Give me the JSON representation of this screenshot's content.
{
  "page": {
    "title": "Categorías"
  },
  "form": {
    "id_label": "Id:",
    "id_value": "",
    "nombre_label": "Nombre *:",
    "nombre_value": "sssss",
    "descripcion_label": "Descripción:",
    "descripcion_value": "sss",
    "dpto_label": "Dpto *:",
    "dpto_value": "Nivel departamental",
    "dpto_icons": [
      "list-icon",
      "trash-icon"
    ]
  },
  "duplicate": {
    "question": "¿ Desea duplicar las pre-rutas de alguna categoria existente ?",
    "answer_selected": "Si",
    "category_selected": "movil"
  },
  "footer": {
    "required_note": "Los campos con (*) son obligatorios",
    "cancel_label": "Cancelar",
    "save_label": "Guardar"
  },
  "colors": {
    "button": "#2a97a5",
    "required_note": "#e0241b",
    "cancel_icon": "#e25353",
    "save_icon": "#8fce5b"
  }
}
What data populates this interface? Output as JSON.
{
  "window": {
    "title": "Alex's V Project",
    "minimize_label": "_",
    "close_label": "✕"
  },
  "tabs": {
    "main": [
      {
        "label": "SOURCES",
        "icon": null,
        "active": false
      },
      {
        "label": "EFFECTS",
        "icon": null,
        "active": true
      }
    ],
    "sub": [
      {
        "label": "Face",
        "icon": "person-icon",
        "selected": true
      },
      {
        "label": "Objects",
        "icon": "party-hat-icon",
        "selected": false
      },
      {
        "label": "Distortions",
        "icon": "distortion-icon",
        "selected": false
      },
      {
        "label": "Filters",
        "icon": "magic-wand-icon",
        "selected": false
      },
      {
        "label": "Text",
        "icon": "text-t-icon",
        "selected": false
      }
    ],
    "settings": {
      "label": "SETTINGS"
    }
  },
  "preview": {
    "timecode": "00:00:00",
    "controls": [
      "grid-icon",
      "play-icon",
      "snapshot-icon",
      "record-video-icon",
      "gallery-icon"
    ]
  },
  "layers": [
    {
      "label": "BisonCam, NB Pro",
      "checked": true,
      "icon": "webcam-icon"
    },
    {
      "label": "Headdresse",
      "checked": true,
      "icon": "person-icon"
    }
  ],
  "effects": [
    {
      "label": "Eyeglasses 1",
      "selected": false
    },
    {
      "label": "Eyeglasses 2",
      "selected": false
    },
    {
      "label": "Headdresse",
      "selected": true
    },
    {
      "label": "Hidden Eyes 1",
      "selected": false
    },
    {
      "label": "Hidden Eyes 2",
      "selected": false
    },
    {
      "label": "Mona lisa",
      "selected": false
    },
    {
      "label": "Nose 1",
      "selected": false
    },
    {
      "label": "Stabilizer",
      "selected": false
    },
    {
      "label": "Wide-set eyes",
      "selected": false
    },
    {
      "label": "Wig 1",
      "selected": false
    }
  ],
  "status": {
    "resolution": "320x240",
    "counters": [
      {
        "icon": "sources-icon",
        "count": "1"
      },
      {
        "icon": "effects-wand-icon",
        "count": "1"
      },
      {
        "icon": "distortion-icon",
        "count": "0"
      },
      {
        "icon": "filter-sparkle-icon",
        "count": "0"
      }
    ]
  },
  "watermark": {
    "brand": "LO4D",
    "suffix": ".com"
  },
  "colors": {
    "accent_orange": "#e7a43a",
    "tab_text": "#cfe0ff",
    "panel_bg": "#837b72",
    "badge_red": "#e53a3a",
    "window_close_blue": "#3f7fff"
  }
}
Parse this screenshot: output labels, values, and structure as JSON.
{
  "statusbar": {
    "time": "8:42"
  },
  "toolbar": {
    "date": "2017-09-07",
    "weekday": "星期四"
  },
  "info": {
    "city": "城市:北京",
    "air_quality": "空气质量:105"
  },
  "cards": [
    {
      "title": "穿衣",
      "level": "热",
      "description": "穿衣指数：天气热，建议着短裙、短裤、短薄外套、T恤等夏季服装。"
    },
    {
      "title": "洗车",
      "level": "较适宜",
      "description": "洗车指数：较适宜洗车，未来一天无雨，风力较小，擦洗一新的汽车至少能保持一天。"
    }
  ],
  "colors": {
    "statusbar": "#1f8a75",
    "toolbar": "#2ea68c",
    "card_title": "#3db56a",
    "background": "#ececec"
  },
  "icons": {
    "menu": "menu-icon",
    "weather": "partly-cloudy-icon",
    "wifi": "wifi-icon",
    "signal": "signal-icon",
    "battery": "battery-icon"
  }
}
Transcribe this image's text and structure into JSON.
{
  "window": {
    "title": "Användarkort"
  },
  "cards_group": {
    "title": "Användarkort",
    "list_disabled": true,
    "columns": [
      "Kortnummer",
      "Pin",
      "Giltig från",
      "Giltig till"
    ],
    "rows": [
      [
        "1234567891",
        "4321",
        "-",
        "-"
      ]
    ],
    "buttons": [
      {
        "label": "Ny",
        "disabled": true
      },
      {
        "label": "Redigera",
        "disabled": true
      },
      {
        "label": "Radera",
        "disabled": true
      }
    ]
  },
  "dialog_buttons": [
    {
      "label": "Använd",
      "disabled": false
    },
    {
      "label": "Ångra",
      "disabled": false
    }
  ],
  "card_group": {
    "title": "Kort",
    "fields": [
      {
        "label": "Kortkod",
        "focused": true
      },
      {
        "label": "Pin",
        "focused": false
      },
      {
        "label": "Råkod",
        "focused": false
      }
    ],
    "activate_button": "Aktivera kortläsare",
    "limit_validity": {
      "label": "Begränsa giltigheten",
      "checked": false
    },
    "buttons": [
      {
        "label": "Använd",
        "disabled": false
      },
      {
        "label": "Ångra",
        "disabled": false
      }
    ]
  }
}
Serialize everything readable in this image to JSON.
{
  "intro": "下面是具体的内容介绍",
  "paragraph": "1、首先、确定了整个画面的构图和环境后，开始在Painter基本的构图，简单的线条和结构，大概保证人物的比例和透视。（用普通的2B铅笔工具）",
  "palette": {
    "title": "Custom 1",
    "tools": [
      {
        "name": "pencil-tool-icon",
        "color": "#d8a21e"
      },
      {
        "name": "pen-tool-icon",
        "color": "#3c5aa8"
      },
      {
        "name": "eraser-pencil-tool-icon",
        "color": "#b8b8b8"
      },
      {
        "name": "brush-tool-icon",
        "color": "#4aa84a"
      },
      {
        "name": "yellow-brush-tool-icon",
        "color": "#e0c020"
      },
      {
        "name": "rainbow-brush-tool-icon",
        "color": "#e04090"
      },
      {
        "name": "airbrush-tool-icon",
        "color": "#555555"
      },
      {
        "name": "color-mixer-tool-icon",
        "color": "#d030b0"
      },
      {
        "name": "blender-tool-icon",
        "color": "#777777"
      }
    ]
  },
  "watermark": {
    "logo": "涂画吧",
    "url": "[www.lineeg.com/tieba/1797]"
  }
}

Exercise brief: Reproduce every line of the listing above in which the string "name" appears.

Solved exercise:
        "name": "pencil-tool-icon",
        "name": "pen-tool-icon",
        "name": "eraser-pencil-tool-icon",
        "name": "brush-tool-icon",
        "name": "yellow-brush-tool-icon",
        "name": "rainbow-brush-tool-icon",
        "name": "airbrush-tool-icon",
        "name": "color-mixer-tool-icon",
        "name": "blender-tool-icon",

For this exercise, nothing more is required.